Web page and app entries
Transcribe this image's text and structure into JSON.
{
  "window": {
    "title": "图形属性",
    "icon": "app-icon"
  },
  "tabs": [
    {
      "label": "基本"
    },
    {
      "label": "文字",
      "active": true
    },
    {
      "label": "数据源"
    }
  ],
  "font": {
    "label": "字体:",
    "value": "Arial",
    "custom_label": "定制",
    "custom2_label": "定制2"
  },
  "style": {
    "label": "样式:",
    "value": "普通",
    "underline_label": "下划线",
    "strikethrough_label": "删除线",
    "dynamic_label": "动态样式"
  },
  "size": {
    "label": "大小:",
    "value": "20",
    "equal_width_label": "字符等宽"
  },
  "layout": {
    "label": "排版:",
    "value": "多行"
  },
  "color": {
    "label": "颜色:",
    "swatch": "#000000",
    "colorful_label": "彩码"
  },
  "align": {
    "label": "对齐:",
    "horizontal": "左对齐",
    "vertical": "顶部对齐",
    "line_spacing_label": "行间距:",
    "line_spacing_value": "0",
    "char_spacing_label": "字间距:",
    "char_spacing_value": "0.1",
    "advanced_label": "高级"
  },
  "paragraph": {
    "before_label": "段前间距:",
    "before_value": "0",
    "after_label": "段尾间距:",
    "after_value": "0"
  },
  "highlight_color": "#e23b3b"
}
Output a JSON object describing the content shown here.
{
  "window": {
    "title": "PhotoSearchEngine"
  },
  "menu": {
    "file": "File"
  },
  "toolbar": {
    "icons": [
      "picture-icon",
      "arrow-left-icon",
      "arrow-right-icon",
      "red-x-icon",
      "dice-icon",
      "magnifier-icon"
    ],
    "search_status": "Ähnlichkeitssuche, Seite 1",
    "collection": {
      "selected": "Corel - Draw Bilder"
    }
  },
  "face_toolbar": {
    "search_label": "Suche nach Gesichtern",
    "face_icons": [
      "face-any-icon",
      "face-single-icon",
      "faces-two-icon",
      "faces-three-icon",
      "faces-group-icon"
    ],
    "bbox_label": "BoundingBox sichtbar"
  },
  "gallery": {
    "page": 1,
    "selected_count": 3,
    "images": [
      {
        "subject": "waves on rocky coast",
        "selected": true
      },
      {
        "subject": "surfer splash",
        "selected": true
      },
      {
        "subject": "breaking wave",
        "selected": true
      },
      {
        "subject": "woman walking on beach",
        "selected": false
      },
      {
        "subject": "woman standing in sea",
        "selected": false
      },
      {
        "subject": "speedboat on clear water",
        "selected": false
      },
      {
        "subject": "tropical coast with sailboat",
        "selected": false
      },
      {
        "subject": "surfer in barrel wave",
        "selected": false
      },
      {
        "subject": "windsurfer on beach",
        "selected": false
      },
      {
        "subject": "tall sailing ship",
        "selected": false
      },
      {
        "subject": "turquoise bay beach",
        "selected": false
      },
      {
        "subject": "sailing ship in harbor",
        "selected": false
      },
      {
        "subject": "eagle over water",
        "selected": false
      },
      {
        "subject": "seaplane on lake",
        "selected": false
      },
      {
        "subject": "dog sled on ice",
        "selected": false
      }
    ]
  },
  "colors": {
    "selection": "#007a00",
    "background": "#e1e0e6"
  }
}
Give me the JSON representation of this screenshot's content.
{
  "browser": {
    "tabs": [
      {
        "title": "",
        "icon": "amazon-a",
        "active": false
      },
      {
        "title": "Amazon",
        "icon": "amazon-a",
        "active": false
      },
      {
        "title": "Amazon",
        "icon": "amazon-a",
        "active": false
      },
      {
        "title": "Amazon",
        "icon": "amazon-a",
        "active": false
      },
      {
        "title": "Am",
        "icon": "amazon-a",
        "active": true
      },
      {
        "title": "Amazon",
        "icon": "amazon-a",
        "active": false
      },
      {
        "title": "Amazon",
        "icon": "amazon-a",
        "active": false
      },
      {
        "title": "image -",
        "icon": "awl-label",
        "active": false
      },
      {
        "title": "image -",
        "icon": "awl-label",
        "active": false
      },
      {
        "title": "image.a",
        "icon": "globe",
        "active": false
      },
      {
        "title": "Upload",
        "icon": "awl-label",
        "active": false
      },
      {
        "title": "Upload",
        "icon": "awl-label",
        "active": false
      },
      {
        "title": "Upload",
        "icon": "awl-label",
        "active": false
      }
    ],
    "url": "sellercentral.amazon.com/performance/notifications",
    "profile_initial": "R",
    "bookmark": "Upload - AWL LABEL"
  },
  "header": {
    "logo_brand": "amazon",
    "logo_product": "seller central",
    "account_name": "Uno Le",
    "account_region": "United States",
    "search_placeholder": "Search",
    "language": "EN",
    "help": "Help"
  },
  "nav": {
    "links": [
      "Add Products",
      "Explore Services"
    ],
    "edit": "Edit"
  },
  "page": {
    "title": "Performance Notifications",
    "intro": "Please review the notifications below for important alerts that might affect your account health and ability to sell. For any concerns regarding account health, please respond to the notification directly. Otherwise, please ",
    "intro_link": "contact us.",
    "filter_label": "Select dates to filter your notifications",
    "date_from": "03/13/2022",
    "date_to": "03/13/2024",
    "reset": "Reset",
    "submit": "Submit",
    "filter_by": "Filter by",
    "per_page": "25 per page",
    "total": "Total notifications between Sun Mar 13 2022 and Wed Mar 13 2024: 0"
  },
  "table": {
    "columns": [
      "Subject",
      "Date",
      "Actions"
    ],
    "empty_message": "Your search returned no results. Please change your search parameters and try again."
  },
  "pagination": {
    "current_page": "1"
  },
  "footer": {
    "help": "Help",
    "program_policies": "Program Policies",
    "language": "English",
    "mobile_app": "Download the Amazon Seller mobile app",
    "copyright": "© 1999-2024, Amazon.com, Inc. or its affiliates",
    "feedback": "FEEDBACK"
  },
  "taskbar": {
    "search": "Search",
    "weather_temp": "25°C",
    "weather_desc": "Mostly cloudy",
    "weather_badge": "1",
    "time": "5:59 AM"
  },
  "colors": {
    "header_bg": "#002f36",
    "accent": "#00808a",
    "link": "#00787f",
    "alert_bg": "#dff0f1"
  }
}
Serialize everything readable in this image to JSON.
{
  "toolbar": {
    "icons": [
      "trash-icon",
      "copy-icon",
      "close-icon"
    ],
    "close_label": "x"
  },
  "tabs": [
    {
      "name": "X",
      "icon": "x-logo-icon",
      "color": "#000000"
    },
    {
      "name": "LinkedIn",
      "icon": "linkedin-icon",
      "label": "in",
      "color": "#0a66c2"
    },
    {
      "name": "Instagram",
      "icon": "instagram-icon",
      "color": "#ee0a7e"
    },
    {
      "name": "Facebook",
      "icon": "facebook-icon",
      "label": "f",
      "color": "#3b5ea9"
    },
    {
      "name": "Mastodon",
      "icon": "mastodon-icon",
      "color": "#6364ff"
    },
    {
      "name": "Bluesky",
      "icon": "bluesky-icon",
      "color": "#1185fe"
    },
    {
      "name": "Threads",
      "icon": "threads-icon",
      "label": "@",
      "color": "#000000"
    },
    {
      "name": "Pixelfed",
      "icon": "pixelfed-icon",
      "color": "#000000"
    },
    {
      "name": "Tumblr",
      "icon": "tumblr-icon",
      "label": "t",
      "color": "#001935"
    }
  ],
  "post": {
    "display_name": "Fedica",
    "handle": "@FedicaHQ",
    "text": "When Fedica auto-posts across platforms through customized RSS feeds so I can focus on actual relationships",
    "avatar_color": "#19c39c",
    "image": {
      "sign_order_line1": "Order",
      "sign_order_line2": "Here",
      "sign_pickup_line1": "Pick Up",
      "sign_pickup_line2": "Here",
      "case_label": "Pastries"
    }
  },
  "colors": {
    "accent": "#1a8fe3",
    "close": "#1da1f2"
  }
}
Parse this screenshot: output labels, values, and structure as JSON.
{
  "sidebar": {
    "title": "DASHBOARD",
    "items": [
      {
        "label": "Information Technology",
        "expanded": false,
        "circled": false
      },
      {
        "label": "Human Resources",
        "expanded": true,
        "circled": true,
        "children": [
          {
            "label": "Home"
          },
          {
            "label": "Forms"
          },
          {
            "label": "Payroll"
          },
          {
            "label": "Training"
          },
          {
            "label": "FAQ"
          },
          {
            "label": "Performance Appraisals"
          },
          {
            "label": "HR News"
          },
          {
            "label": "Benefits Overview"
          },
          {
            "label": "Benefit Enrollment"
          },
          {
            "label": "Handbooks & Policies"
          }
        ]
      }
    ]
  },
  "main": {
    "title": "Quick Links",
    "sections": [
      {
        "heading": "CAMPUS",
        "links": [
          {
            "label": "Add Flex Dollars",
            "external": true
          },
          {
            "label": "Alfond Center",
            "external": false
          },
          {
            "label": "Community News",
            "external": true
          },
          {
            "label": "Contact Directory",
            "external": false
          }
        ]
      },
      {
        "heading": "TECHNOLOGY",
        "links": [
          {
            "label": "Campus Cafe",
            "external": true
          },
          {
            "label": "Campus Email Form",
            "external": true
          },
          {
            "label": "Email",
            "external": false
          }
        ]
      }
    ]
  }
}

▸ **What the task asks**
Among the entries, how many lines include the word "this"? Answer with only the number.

▸ **Solution to the exercise**
4